We need to help our children and young adults to learn more. There are so many books to help readers to gain some understanding of that time period in history – education need not be limited to “boring” textbook accounts. Check out some of these harrowing stories, mostly nonfiction, some historical fiction, that will hopefully inspire further curiosity about this unbelievable time in human history:
The Boy on the Wooden Box by Leon Leyson….(autobiographical account of the youngest Jew saved by Oscar Schindler)
Night by Elie Wiesel (about his experiences at Auschwitze and Buchenwald concentration camps with his father from 1944-1945, at the height of the Holocaust)
Anne Frank: The Diary of a Young Girl (Diary of a Jewish girl in hiding for two years during the German occupation of The Netherlands)
The Zookeeper’s Wife by Diane Ackerman (true story about a couple that owned the Warsaw Zoo, and saved over 300 Jews on their property through the war)

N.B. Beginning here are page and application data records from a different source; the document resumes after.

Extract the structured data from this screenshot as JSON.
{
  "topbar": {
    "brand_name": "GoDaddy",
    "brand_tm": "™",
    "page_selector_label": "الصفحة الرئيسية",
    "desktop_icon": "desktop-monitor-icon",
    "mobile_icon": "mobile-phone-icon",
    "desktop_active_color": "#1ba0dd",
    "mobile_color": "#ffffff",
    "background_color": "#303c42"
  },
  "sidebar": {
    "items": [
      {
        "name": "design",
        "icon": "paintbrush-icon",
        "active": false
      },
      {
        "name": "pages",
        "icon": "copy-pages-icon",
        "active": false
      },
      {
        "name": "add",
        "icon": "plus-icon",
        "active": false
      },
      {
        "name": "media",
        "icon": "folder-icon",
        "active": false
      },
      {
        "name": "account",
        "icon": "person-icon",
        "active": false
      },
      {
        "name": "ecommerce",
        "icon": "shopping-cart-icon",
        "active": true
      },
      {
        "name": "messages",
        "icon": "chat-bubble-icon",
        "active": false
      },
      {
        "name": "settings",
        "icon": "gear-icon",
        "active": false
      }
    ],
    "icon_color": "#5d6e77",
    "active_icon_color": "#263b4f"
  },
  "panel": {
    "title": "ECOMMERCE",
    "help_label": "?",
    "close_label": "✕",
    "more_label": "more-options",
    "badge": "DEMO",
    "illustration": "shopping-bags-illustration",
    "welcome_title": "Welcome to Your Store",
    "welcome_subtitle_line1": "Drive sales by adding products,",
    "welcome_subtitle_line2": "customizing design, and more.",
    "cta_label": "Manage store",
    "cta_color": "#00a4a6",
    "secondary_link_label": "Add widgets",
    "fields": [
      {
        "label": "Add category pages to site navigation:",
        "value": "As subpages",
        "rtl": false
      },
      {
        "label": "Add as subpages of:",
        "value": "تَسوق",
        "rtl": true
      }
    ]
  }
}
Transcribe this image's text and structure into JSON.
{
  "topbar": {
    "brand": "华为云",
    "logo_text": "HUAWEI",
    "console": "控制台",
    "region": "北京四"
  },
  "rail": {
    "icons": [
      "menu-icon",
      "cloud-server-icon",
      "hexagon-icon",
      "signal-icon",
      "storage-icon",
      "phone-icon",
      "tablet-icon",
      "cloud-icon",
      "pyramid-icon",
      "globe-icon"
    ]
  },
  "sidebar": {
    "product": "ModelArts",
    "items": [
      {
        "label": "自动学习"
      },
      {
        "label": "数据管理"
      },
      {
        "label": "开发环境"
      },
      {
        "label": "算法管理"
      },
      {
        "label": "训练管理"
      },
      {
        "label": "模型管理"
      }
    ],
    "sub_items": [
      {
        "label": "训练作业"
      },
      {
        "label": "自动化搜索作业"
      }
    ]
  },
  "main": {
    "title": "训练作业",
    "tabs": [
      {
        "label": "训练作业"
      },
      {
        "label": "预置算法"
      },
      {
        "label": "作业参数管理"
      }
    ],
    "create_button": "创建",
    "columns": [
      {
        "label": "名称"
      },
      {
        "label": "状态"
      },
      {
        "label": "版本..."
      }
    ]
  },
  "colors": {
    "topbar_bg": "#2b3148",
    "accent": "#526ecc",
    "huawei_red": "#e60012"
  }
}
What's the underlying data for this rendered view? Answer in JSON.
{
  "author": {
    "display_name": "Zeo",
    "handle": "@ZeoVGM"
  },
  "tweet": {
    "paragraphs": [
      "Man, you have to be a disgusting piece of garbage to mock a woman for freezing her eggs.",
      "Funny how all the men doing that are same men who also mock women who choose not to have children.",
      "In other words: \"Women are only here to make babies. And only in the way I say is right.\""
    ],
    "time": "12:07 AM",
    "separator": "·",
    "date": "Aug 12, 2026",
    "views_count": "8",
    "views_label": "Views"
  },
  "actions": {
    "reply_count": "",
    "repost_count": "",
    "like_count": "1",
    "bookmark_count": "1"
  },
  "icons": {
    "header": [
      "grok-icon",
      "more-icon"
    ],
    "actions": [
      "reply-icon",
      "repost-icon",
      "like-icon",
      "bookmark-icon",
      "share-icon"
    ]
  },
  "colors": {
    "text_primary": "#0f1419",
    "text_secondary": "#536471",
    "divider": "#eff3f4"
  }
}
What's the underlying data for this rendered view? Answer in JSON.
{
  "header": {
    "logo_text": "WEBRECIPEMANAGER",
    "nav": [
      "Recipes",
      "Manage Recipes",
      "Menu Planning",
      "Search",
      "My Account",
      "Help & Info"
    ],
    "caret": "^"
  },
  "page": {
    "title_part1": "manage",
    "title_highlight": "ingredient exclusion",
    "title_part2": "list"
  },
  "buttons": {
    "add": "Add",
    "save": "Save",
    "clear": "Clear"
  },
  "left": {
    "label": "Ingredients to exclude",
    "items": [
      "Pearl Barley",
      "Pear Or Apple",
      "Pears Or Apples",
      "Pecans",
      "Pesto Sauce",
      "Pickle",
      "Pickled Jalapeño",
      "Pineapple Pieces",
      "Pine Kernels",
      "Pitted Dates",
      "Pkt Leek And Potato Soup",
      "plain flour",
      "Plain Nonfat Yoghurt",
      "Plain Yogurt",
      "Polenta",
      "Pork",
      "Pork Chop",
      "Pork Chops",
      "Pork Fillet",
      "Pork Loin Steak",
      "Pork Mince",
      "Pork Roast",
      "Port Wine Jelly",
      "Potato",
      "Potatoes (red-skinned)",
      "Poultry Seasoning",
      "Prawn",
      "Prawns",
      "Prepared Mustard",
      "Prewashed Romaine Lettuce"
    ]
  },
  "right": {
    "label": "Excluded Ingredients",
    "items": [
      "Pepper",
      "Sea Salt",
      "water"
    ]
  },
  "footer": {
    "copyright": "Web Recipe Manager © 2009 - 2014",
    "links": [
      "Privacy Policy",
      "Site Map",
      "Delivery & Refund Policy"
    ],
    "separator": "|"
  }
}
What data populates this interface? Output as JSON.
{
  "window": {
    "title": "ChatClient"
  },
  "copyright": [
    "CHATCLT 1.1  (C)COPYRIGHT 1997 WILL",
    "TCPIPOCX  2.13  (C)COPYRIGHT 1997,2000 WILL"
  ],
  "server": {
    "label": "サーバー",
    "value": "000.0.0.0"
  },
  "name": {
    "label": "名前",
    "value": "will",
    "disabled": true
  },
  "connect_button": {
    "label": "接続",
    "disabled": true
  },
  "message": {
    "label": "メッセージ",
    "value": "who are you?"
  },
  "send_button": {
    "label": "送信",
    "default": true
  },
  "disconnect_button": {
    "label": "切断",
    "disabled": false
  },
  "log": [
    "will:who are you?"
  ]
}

The Pianist: The Extraordinary True Story of One Man’s Survival in Warsaw, 1939-1945 by Wladyslaw Szpilman (inspiration for Oscar award-winning movie, The Pianist)
Schindler’s List by Thomas Keneally (award-winning novel and inspiration for the movie by the same name; based on detailed testimony of “Schindler’s Jews” – demonstrates beautifully the courage and cleverness of Oscar Schindler and his ability to work agains his own to save over 1,200 Jews from certain death)
All the Light We Cannot See by Anthony Doerr (pure fiction, but places you right in the setting of WWII – on both sides; this amazingly well-written novel follows a blind French girl and a German boy through their parallel experiences during WWII – Pulitzer prize winner with great historical accuracy; does not focus concentration camps, but rather the chaos of the war, and the evil that begat it)